9. Put the tray of leaves in the fridge and wait a few minutes.


10. When the chocolate is set, peel the leave off the chocolate. You should have a perfect little mold of your original leaf. This may take a little practice. Work quickly as you have something designed to melt with heat in your hot little hands.

11. Done! You can store the leaves in the fridge until you are ready to use them. If the leaves got soft when you were working with them, put them back in the fridge to firm them up. Once they are firm, you can toss them in a plastic container.


Okay! So what’s the science here?

The word “chocolate” comes from the Nahuatl word Xocolatl for “bitter water,” referring to its original incarnation as a hot, spiced beverage in the Mayan and Aztec traditions. Traditionally, chocolate is a mixture of cacao powder, cocoa butter, and a sweetener. To make chocolate palatable and stable, we now mix milk solids, added flavors, modifiers, and preservatives.

Those candy melts? NOT CHOCOLATE! In this example, they are sort of chocolate colored, so they have that going for them, but they also come in a bunch of colors that are not known to nature so… not chocolate. They are mostly made of sugar and vegetable fats – not cocoa butter – and depending on the brand, they may throw in a little wax for better melting. Mmmmm… wax.

The advantage to the melts over the regular chocolate is that they do have the wax and the vegetable oil in them, which makes melting easier since the chocolate doesn’t need to be tempered. It hardens pretty quickly and sticks to whatever you dip in it, so it makes a great coating for cake pops or whatever crazy things show up on Pinterest this month.

Want to get super nerdy about your chocolate?  (I assume you do…) MIT has these tidbits available.

What’s in typical chocolate?

  • 10-20% cacao
  • 8-16% milk solids
  • 32-60% sugar
  • 10-20% cocoa butter
  • 2% theobromine and polyphenols

Cocoa Butter Chemistry

Fats and oils are organic molecules made up of three fatty acids chemically linked by an ester bond to glycerol. Fats are solid at room temperature, while oils are liquid.

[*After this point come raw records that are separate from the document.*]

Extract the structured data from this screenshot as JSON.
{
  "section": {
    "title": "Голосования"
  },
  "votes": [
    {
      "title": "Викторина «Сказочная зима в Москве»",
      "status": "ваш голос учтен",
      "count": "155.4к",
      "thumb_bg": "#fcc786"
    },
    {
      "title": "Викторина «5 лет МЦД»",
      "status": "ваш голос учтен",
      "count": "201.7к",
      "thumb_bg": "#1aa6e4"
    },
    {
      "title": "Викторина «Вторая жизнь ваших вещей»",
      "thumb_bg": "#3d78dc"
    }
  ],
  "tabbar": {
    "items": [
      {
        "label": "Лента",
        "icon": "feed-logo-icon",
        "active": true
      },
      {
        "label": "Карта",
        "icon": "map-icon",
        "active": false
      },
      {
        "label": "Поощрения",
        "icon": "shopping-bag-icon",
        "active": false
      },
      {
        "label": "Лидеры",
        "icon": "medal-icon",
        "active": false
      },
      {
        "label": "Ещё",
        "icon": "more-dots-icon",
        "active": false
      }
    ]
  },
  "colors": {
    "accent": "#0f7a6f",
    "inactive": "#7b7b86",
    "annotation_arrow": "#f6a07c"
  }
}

Cocoa butter fats are made up predominantly by three major fatty acid molecules: Palmitic Acid, Stearic acid, and Oleic acid.

Oleic acid is unsaturated (has a double bond on its carbon chain), making it kinked and unable to pack well with other molecules. Because of this, a greater portion of oleic acid in the fat results in a lower melting temperature for the cocoa butter.

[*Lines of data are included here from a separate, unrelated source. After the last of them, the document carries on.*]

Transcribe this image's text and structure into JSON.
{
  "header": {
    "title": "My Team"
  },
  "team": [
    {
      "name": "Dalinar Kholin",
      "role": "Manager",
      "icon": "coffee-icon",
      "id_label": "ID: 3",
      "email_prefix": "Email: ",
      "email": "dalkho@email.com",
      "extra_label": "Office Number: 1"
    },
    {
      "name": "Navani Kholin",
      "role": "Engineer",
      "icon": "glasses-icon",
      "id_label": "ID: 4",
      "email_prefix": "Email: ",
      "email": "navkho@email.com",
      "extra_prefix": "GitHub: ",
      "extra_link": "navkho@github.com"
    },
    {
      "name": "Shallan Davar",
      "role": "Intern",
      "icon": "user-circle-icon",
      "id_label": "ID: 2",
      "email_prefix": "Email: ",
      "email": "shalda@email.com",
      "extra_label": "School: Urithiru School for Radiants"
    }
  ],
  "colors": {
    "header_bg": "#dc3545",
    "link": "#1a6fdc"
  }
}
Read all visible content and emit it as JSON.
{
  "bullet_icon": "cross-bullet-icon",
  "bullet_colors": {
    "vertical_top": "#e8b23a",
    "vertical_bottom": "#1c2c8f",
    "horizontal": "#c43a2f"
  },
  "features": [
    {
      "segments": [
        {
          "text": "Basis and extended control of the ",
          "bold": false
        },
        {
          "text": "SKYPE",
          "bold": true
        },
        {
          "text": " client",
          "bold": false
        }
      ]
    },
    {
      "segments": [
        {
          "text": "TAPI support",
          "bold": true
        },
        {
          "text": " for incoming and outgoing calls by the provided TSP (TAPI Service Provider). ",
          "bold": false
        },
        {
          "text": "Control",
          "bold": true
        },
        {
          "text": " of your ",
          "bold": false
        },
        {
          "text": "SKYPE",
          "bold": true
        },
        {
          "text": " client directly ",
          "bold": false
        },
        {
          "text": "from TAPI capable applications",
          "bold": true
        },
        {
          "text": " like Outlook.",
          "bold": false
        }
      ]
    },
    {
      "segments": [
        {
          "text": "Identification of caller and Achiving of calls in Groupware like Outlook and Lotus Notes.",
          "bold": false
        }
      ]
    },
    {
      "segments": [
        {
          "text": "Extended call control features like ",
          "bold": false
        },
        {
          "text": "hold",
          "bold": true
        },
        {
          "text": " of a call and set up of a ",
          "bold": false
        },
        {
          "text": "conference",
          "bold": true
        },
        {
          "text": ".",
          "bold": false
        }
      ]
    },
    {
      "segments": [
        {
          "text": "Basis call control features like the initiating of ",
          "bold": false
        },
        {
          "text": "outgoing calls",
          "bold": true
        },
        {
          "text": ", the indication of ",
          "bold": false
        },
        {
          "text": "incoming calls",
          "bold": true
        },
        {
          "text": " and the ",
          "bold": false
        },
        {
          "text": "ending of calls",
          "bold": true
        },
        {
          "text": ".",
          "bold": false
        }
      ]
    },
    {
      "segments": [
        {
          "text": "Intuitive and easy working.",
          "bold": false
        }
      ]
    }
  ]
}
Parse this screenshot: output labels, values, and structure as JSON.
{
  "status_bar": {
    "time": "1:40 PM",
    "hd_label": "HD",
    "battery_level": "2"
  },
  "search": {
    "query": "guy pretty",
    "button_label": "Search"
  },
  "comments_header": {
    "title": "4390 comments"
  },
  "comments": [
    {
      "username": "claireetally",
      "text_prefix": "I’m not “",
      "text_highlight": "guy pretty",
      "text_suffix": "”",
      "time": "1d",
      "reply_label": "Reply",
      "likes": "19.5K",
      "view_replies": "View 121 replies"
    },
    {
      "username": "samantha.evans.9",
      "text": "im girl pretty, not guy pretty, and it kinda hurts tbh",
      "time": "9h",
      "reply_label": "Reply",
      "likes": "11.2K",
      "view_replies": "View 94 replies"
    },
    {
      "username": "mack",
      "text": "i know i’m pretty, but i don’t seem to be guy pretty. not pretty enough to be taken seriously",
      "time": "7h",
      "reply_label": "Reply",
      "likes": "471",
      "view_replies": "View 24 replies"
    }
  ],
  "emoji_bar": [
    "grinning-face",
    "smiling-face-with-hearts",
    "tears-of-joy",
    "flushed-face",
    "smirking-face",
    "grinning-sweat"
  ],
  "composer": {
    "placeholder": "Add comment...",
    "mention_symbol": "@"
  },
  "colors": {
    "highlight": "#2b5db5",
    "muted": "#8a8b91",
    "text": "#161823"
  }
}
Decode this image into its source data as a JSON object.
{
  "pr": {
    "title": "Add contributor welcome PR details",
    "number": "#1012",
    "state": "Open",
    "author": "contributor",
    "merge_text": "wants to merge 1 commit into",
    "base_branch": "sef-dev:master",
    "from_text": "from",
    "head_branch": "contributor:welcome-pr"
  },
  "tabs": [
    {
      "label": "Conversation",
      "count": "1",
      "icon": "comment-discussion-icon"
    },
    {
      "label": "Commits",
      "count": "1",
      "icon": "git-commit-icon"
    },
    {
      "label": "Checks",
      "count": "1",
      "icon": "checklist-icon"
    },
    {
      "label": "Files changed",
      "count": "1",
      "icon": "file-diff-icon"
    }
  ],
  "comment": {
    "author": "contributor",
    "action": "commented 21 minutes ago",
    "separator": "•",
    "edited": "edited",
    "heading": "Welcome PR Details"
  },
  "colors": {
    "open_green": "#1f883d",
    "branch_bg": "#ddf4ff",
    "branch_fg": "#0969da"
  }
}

Chocolate makers can adjust the amounts of each fatty acid to produce a chocolate that melts only in the mouth, giving it a superior quality.

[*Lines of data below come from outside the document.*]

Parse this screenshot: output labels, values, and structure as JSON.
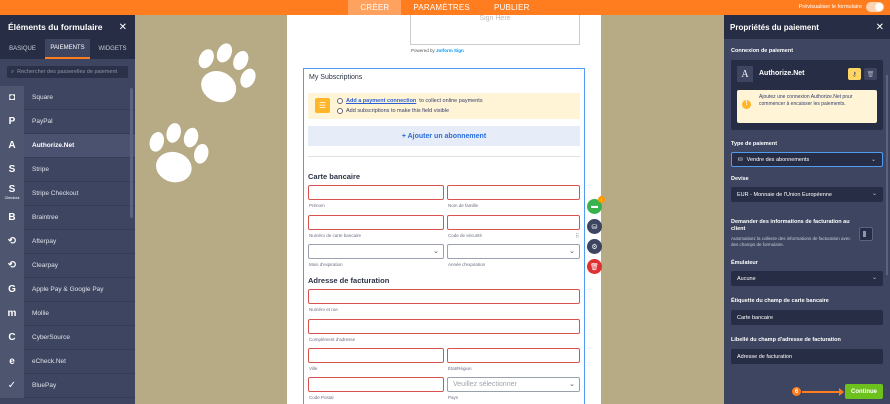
{
  "topbar": {
    "tabs": [
      {
        "label": "CRÉER",
        "active": true
      },
      {
        "label": "PARAMÈTRES",
        "active": false
      },
      {
        "label": "PUBLIER",
        "active": false
      }
    ],
    "preview_label": "Prévisualiser le formulaire"
  },
  "left_panel": {
    "title": "Éléments du formulaire",
    "tabs": [
      "BASIQUE",
      "PAIEMENTS",
      "WIDGETS"
    ],
    "search_placeholder": "Rechercher des passerelles de paiement",
    "items": [
      {
        "label": "Square",
        "icon": "square-logo-icon",
        "glyph": "◘"
      },
      {
        "label": "PayPal",
        "icon": "paypal-logo-icon",
        "glyph": "P"
      },
      {
        "label": "Authorize.Net",
        "icon": "authorize-net-logo-icon",
        "glyph": "A"
      },
      {
        "label": "Stripe",
        "icon": "stripe-logo-icon",
        "glyph": "S"
      },
      {
        "label": "Stripe Checkout",
        "icon": "stripe-checkout-logo-icon",
        "glyph": "S",
        "sub": "Checkout"
      },
      {
        "label": "Braintree",
        "icon": "braintree-logo-icon",
        "glyph": "B"
      },
      {
        "label": "Afterpay",
        "icon": "afterpay-logo-icon",
        "glyph": "⟲"
      },
      {
        "label": "Clearpay",
        "icon": "clearpay-logo-icon",
        "glyph": "⟲"
      },
      {
        "label": "Apple Pay & Google Pay",
        "icon": "apple-google-pay-logo-icon",
        "glyph": "G"
      },
      {
        "label": "Mollie",
        "icon": "mollie-logo-icon",
        "glyph": "m"
      },
      {
        "label": "CyberSource",
        "icon": "cybersource-logo-icon",
        "glyph": "C"
      },
      {
        "label": "eCheck.Net",
        "icon": "echeck-logo-icon",
        "glyph": "e"
      },
      {
        "label": "BluePay",
        "icon": "bluepay-logo-icon",
        "glyph": "✓"
      }
    ]
  },
  "form": {
    "sign_placeholder": "Sign Here",
    "powered_prefix": "Powered by",
    "powered_brand": "Jotform Sign",
    "widget_title": "My Subscriptions",
    "notice_link": "Add a payment connection",
    "notice_rest": "to collect online payments",
    "notice_line2": "Add subscriptions to make this field visible",
    "add_subscription": "+ Ajouter un abonnement",
    "card_section": "Carte bancaire",
    "labels": {
      "first_name": "Prénom",
      "last_name": "Nom de famille",
      "card_number": "Numéro de carte bancaire",
      "security_code": "Code de sécurité",
      "exp_month": "Mois d'expiration",
      "exp_year": "Année d'expiration",
      "street": "Numéro et rue",
      "street2": "Complément d'adresse",
      "city": "Ville",
      "state": "État/Région",
      "zip": "Code Postal",
      "country": "Pays"
    },
    "billing_section": "Adresse de facturation",
    "country_placeholder": "Veuillez sélectionner"
  },
  "right_panel": {
    "title": "Propriétés du paiement",
    "connection_label": "Connexion de paiement",
    "connection_name": "Authorize.Net",
    "connection_warning": "Ajoutez une connexion Authorize.Net pour commencer à encaisser les paiements.",
    "payment_type_label": "Type de paiement",
    "payment_type_value": "Vendre des abonnements",
    "currency_label": "Devise",
    "currency_value": "EUR - Monnaie de l'Union Européenne",
    "billing_info_label": "Demander des informations de facturation au client",
    "billing_info_desc": "Automatisez la collecte des informations de facturation avec des champs de formulaire.",
    "emulator_label": "Émulateur",
    "emulator_value": "Aucune",
    "card_field_label": "Étiquette du champ de carte bancaire",
    "card_field_value": "Carte bancaire",
    "billing_field_label": "Libellé du champ d'adresse de facturation",
    "billing_field_value": "Adresse de facturation",
    "continue_label": "Continue",
    "step_number": "6"
  },
  "colors": {
    "accent": "#ff7d1f",
    "panel": "#3d4560",
    "panel_dark": "#272d44",
    "canvas": "#b7ab86",
    "continue": "#6cc11c",
    "error_border": "#d9534f"
  }
}
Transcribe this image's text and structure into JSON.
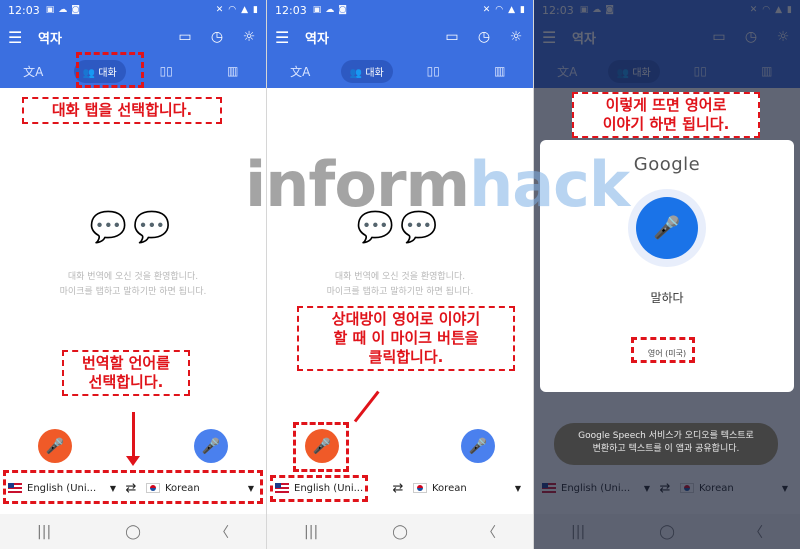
{
  "common": {
    "time": "12:03",
    "app_title": "역자",
    "tab_conversation": "대화",
    "empty_line1": "대화 번역에 오신 것을 환영합니다.",
    "empty_line2": "마이크를 탭하고 말하기만 하면 됩니다.",
    "lang_left": "English (Uni...",
    "lang_right": "Korean",
    "icons": {
      "menu": "menu-icon",
      "conversation_mode": "conversation-mode-icon",
      "history": "clock-icon",
      "brightness": "brightness-icon",
      "translate": "translate-icon",
      "dictionary": "book-icon",
      "phrasebook": "phrasebook-icon",
      "mic": "microphone-icon",
      "swap": "swap-icon"
    }
  },
  "panel1": {
    "callout_tab": "대화 탭을 선택합니다.",
    "callout_lang_line1": "번역할 언어를",
    "callout_lang_line2": "선택합니다."
  },
  "panel2": {
    "callout_line1": "상대방이 영어로 이야기",
    "callout_line2": "할 때 이 마이크 버튼을",
    "callout_line3": "클릭합니다."
  },
  "panel3": {
    "callout_line1": "이렇게 뜨면 영어로",
    "callout_line2": "이야기 하면 됩니다.",
    "google_logo": "Google",
    "speak_prompt": "말하다",
    "speech_lang": "영어 (미국)",
    "toast_line1": "Google Speech 서비스가 오디오를 텍스트로",
    "toast_line2": "변환하고 텍스트를 이 앱과 공유합니다."
  },
  "watermark": {
    "part1": "inform",
    "part2": "hack"
  },
  "colors": {
    "brand_blue": "#3b6fe0",
    "mic_orange": "#f05a28",
    "mic_blue": "#4a80ee",
    "annotation_red": "#e0131a",
    "google_blue": "#1a73e8"
  }
}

Tempering chocolate

The cocoa butter in chocolate can have several different crystal structures (three-dimensional patterns in which the fat molecules pack). There are six known chocolate crystal forms, or polymorphs. You can obtain each form by varying the fatty acid ratios and the temperature at which the chocolate is tempered (cooled).

Only a few of the polymorphs are considered good for gourmet chocolate because they give the right blend of snap (when you bite into the chocolate) and melting (when it warms up in your mouth). Melting is especially important because it controls how well the chocolate disperses and releases flavor onto your tongue.

Whether you will be constructing culinary masterpieces this fall or sitting back and enjoying the kitchen creations of others, we hope you have a happy holiday with you and yours!  (And when you’ve had a little too much togetherness, we will be open on Friday…)